Amiga 4000: CF Card Conversion

I decided to do the conversion to improve speed, noise, and space dramatically. I decided to put the card in the unused Expansion hole in the case. A few well placed Dremel cuts later, it was mounted! Unfortunately since I don’t have a drill press, one hole was slightly off of the other, so it’s sorta crooked. I’ll fix that someday. I used the IDE CF card reader I had mounted on the bracket of an old PCMCIA PCI card adapter

Amiga 4000 Back CF Card


Amiga 4000 CF Card Internal

The biggest problem was getting power over to it as the floppy power cable from the power supply isn’t long enough. Hacking time! Nothing like putting an old PC PSU to good use.
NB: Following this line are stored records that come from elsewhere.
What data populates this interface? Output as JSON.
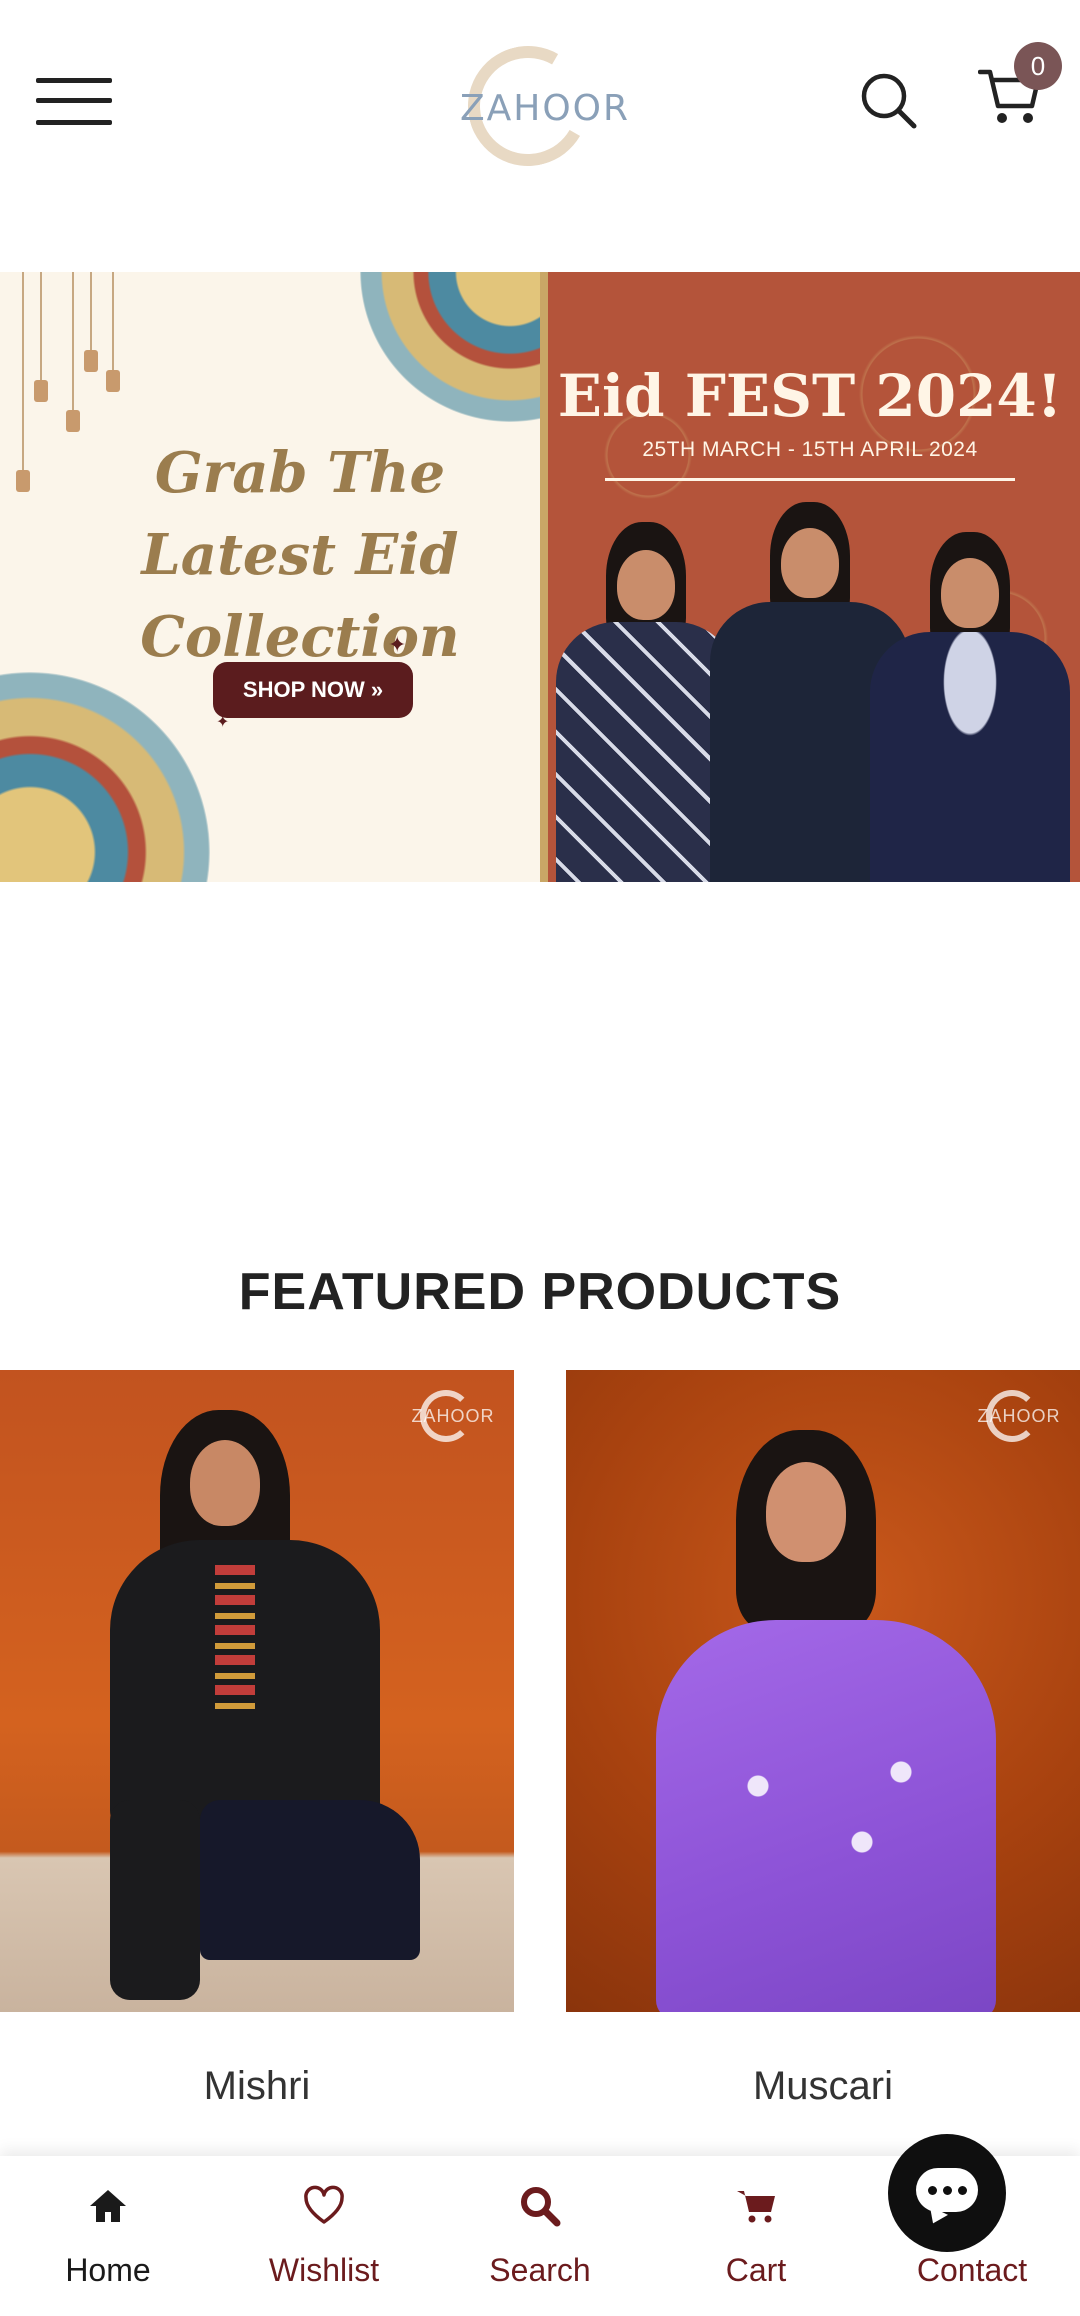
{
  "header": {
    "logo_text": "ZAHOOR",
    "cart_count": "0",
    "menu_icon": "hamburger-menu-icon",
    "search_icon": "search-icon",
    "cart_icon": "shopping-cart-icon"
  },
  "banner": {
    "left_title": "Grab The Latest Eid Collection",
    "shop_button": "SHOP NOW »",
    "right_title": "Eid FEST 2024!",
    "right_dates": "25TH MARCH - 15TH APRIL 2024"
  },
  "featured": {
    "title": "FEATURED PRODUCTS",
    "products": [
      {
        "name": "Mishri",
        "watermark": "ZAHOOR"
      },
      {
        "name": "Muscari",
        "watermark": "ZAHOOR"
      }
    ]
  },
  "bottom_nav": {
    "items": [
      {
        "label": "Home",
        "icon": "home-icon",
        "color": "#1a1a1a"
      },
      {
        "label": "Wishlist",
        "icon": "heart-icon",
        "color": "#6b1b1d"
      },
      {
        "label": "Search",
        "icon": "search-icon",
        "color": "#6b1b1d"
      },
      {
        "label": "Cart",
        "icon": "cart-icon",
        "color": "#6b1b1d"
      },
      {
        "label": "Contact",
        "icon": "chat-icon",
        "color": "#6b1b1d"
      }
    ]
  },
  "colors": {
    "accent_maroon": "#6b1b1d",
    "badge": "#7a5556",
    "banner_left_bg": "#fbf5ea",
    "banner_right_bg": "#b4543a"
  }
}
I spliced it in with a old fan pass through.

Amatuer Soldering Nite

Power Cable Mod 1

Like it Never Happened

Power Cable Mod 2


Item list so far:

  • A3640 CPU
  • A2320 Video Card
  • A2065 Network Card
  • GVP A2000-HC+8 Series II Rev II SCSI

More fun to come!

Amiga 4000: Introduction

Finally! After all these years of waiting! A friend helped ship an Amiga 4000 from a Craigslist ad in his area. I got it for really cheap as the keyboard and mouse didn’t work, and it’s here!

I hooked her up and booted her up:

Amiga 4000

As expected, the keyboard and mouse didn’t work, and here’s the culprit!

Amiga 4000 Battery

Thanks to this awesome site: Amiga Technical Resource, I was able to figure out that the battery damage is exactly what did it. While the previous owner did replace the original Varta battery with a coin cell thankfully, it doesn’t appear that they neutralized the battery acid afterwards. That picture was taken after a thorough cleaning with white vinegar and rubbing alcohol. I then re-flowed all of the affected connections in the circuit with my soldering iron, and it worked!

Out of time for now, but can’t wait to get her up and running online with a new workbench install and awesome games!

Lubuntu on an R3000

I received an old Compaq R3000 and decided to stick Ubuntu on it. Since it’s older, I put Lubuntu on it (Light Ubuntu) to see how it goes. This laptop will be replacing the general use of an Apple PowerBook G4, slighly upgrading it by 5 or 6 years.

So far so good. To get the wireless Broadcom drivers to work on it, it turned out to be as easy as the command sudo apt-get install firmware-b43-installer and I was online wirelessly!

Sound works, although the hard sound control buttons don’t work right. I will have to look that one up.

Setup was a breeze, this is a winner!

TenFour Browser Wars

A thread on one of the LEM e-mail lists reminded me of TenFourFox. I had completely forgotten about it as I had already stuck Camino on my Ten Four machines (PowerMac G4 Graphite and PowerBook G4). I decided to give it a try on these machines and see what happens. I found a browser benchmark called Peacekeeper from Futuremark to really see which one is better. These aren’t the best comparisons since Camino is based off of Firefox 3 while TenFourFox is based off of Firefox 4, however Camino was updated 2 days ago, so it will be a while to wait until both distributions can be compared to each other with the same Firefox rendering engine.

The machines tested were:

PowerMac G4 Graphite AGP
1GHz Sonnet Encore/ST Upgrade Processor
ATI Radeon 9800 Pro

PowerBook G4 667
667MHz PowerPC G4
ATI Rage M6
45GB Laptop IDE

Both machines have been completely updated with the latest security and software updates. All 3 browsers tested are the latest versions as of this writing. They are both running Apple Mac OS X 10.4.11.

PowerMac G4 Graphite:
(Higher is better)
Safari 4.1.3: 763
TenFourFox 4.0: 597
Camino 2.0.7: 256

Camino paused on an unresponsive Java script, but was able to continue. The difference is significant though; TenFourFox scores much better, although not as well as Safari surprisingly.

PowerBook G4 667:
(Higher is better)
Safari 4.1.3: 409
TenFourFox 4.0: 372
Camino 2.0.7: 165

TenFourFox repeated the same unresponsive Java script error while Camino didn’t this time, but also was able to continue. Interestingly enough, the scores were much lower overall than the Graphite. While the bus speed is 33MHz faster, the slower hard drive and lesser video card seemed to have a pretty big impact in performance. Safari still scored the best out of the three, which was unexpected in both cases. Overall Safari performs better in these benchmarks, but TenFourFox would still be a great choice for other reasons, as needs for specific plug-in’s only available for Firefox, or website compatibilities. Either way, the hard work that individuals have put in to both TenFourFox and Camino is always appreciated!